- The company launched a second Phase 3 trial with Neurocrine Biosciences (NBIX) of elagolix in patients with moderate to severe endometriosis-associated pain. Endometriosis is a female health disorder that occurs when cells from the lining of the uterus grow in other areas of the body, causing pain, irregular bleeding, and fertility problems. 7.5 million women in the US alone are believe to suffer from this predicament.
- Third Point's (TPRE) Dan Loeb exited from his AbbVie stake entirely according to a second quarter 13-F filing back on August 15th.
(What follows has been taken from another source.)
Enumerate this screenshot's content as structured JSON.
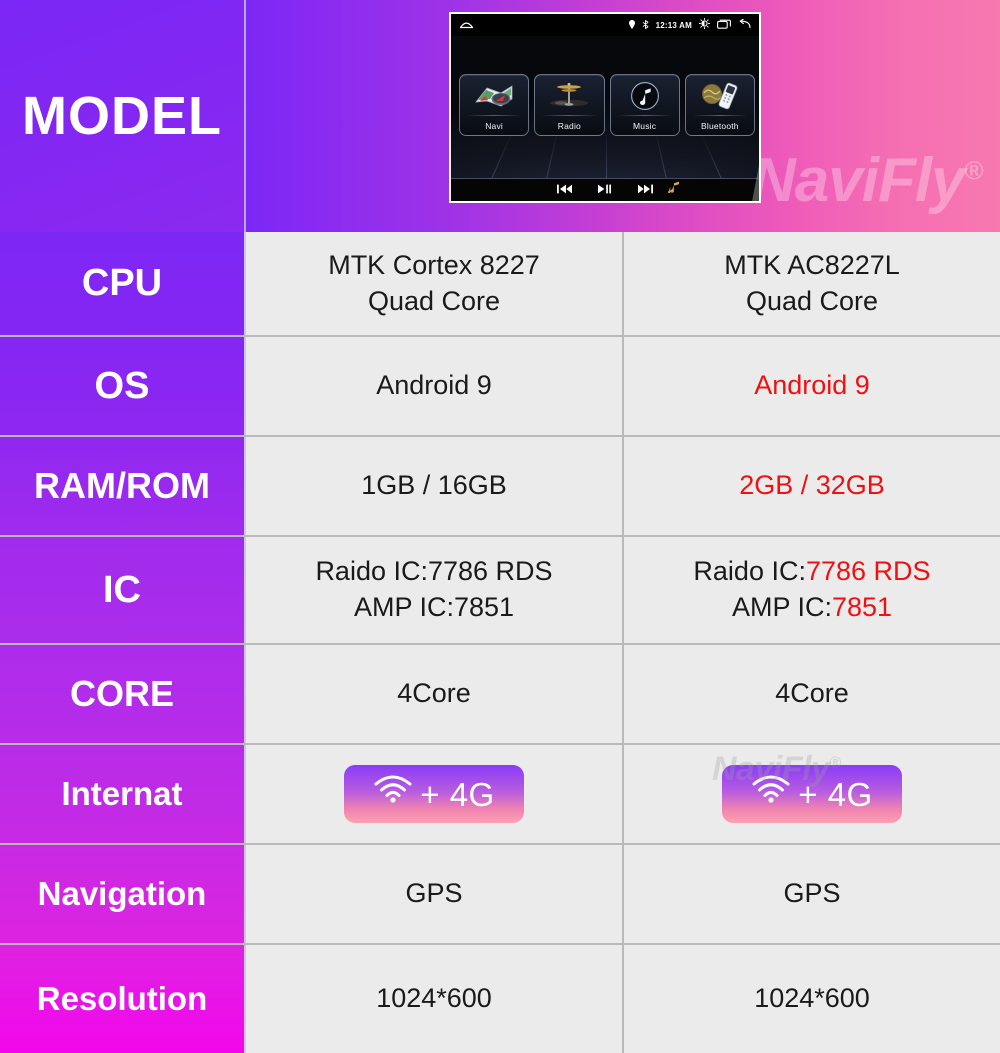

AbbVie is inexpensively valued based on future earnings and expensively on future growth prospects (one-year outlook) with analysts only expecting 2.97% growth in the coming year. Financially this is a solid company in terms of efficiency, but is saddled with lots of short-term and long-term debt; the dividend payout ratio is low based on trailing 12-month earnings and I don't doubt management will be able to continue to increase the dividend going forward. I don't know at what rate they would be able to increase the dividend, but if it were me I'd want to pay down the debt first. The technical situation of how the stock is currently trading is telling me we might be seeing some more downward pressure for now. The inexpensive earnings valuation, excellent management efficiency and ability to grow the dividend are what I like about the company, but personally I'm not going to be buying. I will continue to hold onto the shares I received from the Abbott spin-off and reinvesting the dividends for the reasons I mentioned in this article, but I like to see earnings growth in my dividend companies and currently that part of the equation isn't there for me to buy more shares.
Disclaimer: These are only my personal opinions and you should do your own homework. Only you are responsible for what you trade and happy investing!